**What is expected:**
Would you set down the data that follows, word for word, without any pictures?

[Items from an interface collection]
-.-.-

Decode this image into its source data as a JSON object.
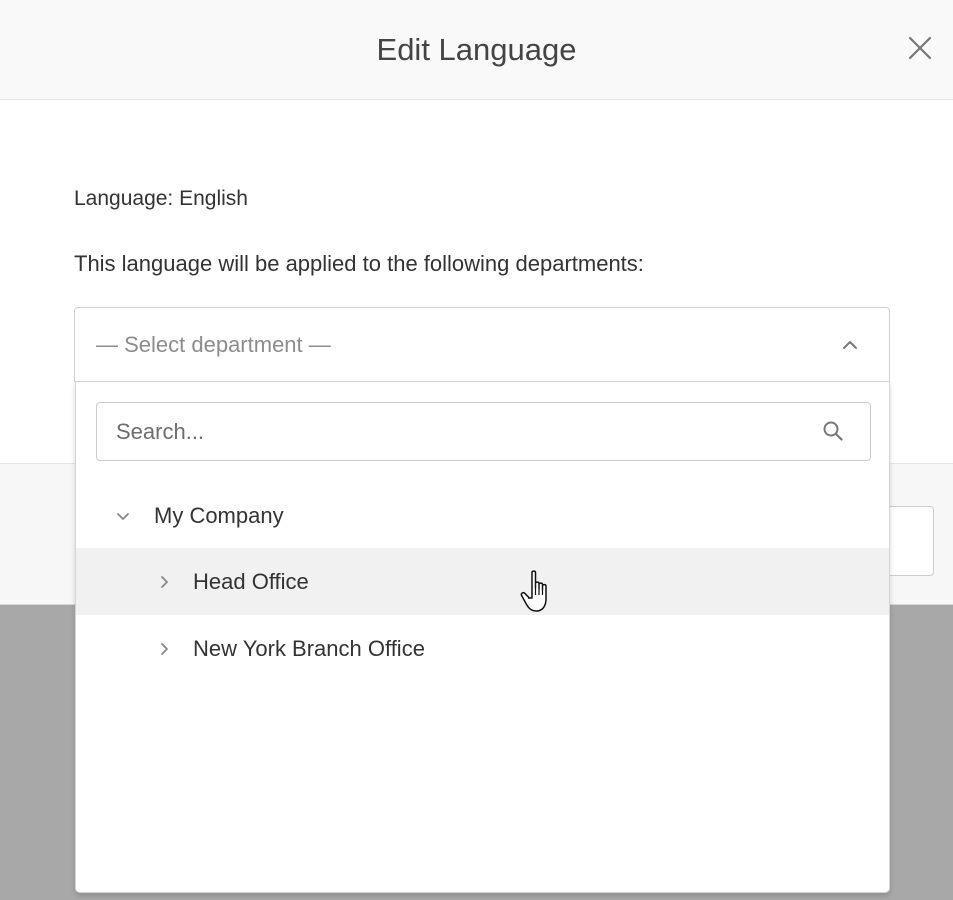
{
  "modal": {
    "title": "Edit Language",
    "close_icon": "close-icon",
    "language_label": "Language: English",
    "applied_text": "This language will be applied to the following departments:"
  },
  "department_select": {
    "placeholder": "— Select department —",
    "chevron_icon": "chevron-up-icon",
    "search": {
      "placeholder": "Search...",
      "value": "",
      "icon": "search-icon"
    },
    "tree": [
      {
        "label": "My Company",
        "expanded": true,
        "level": 0,
        "hovered": false
      },
      {
        "label": "Head Office",
        "expanded": false,
        "level": 1,
        "hovered": true
      },
      {
        "label": "New York Branch Office",
        "expanded": false,
        "level": 1,
        "hovered": false
      }
    ]
  },
  "colors": {
    "overlay": "#a8a8a8",
    "header_bg": "#f9f9f9",
    "hover_row": "#f1f1f1",
    "placeholder_text": "#8c8c8c"
  }
}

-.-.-

**Response for this exercise:**
Decode this image into its source data as a JSON object.
{
  "modal": {
    "title": "Edit Language",
    "close_icon": "close-icon",
    "language_label": "Language: English",
    "applied_text": "This language will be applied to the following departments:"
  },
  "department_select": {
    "placeholder": "— Select department —",
    "chevron_icon": "chevron-up-icon",
    "search": {
      "placeholder": "Search...",
      "value": "",
      "icon": "search-icon"
    },
    "tree": [
      {
        "label": "My Company",
        "expanded": true,
        "level": 0,
        "hovered": false
      },
      {
        "label": "Head Office",
        "expanded": false,
        "level": 1,
        "hovered": true
      },
      {
        "label": "New York Branch Office",
        "expanded": false,
        "level": 1,
        "hovered": false
      }
    ]
  },
  "colors": {
    "overlay": "#a8a8a8",
    "header_bg": "#f9f9f9",
    "hover_row": "#f1f1f1",
    "placeholder_text": "#8c8c8c"
  }
}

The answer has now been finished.